■ Activity ■
Retype each record exactly, please. Skip none.

■ Dataset excerpts ■
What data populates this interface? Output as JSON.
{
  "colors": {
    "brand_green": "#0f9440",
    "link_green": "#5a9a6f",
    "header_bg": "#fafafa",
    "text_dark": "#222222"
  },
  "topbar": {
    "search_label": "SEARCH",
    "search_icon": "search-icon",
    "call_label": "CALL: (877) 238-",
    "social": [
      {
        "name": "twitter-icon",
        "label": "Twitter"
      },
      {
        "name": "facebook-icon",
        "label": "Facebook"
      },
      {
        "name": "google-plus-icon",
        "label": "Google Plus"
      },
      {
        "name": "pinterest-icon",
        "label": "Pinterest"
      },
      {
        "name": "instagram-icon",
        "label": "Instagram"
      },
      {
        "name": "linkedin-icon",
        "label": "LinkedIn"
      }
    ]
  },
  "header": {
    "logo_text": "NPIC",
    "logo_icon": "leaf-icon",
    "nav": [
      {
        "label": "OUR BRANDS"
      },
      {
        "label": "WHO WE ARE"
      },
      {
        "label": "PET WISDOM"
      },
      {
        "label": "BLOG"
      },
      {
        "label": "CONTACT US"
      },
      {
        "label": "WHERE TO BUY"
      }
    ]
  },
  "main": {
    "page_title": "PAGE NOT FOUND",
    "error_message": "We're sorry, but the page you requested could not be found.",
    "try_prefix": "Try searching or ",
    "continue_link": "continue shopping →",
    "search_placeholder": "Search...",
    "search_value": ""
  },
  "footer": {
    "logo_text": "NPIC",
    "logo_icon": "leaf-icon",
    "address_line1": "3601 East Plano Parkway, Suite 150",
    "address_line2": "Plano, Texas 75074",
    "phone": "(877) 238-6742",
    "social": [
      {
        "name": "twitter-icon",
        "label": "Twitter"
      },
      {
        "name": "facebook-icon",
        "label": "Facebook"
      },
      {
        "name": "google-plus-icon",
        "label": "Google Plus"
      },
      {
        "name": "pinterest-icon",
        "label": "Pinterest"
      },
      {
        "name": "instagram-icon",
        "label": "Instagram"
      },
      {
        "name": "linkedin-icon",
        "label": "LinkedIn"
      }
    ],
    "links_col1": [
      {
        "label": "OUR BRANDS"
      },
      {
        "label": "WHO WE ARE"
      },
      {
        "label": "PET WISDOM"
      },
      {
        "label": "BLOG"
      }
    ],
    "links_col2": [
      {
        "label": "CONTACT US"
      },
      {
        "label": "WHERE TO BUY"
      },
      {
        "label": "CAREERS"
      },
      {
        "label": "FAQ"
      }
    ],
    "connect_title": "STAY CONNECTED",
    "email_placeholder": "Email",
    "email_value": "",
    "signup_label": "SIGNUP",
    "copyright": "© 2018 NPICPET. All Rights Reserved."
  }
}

■ Exercise answer ■
What data populates this interface? Output as JSON.
{
  "colors": {
    "brand_green": "#0f9440",
    "link_green": "#5a9a6f",
    "header_bg": "#fafafa",
    "text_dark": "#222222"
  },
  "topbar": {
    "search_label": "SEARCH",
    "search_icon": "search-icon",
    "call_label": "CALL: (877) 238-",
    "social": [
      {
        "name": "twitter-icon",
        "label": "Twitter"
      },
      {
        "name": "facebook-icon",
        "label": "Facebook"
      },
      {
        "name": "google-plus-icon",
        "label": "Google Plus"
      },
      {
        "name": "pinterest-icon",
        "label": "Pinterest"
      },
      {
        "name": "instagram-icon",
        "label": "Instagram"
      },
      {
        "name": "linkedin-icon",
        "label": "LinkedIn"
      }
    ]
  },
  "header": {
    "logo_text": "NPIC",
    "logo_icon": "leaf-icon",
    "nav": [
      {
        "label": "OUR BRANDS"
      },
      {
        "label": "WHO WE ARE"
      },
      {
        "label": "PET WISDOM"
      },
      {
        "label": "BLOG"
      },
      {
        "label": "CONTACT US"
      },
      {
        "label": "WHERE TO BUY"
      }
    ]
  },
  "main": {
    "page_title": "PAGE NOT FOUND",
    "error_message": "We're sorry, but the page you requested could not be found.",
    "try_prefix": "Try searching or ",
    "continue_link": "continue shopping →",
    "search_placeholder": "Search...",
    "search_value": ""
  },
  "footer": {
    "logo_text": "NPIC",
    "logo_icon": "leaf-icon",
    "address_line1": "3601 East Plano Parkway, Suite 150",
    "address_line2": "Plano, Texas 75074",
    "phone": "(877) 238-6742",
    "social": [
      {
        "name": "twitter-icon",
        "label": "Twitter"
      },
      {
        "name": "facebook-icon",
        "label": "Facebook"
      },
      {
        "name": "google-plus-icon",
        "label": "Google Plus"
      },
      {
        "name": "pinterest-icon",
        "label": "Pinterest"
      },
      {
        "name": "instagram-icon",
        "label": "Instagram"
      },
      {
        "name": "linkedin-icon",
        "label": "LinkedIn"
      }
    ],
    "links_col1": [
      {
        "label": "OUR BRANDS"
      },
      {
        "label": "WHO WE ARE"
      },
      {
        "label": "PET WISDOM"
      },
      {
        "label": "BLOG"
      }
    ],
    "links_col2": [
      {
        "label": "CONTACT US"
      },
      {
        "label": "WHERE TO BUY"
      },
      {
        "label": "CAREERS"
      },
      {
        "label": "FAQ"
      }
    ],
    "connect_title": "STAY CONNECTED",
    "email_placeholder": "Email",
    "email_value": "",
    "signup_label": "SIGNUP",
    "copyright": "© 2018 NPICPET. All Rights Reserved."
  }
}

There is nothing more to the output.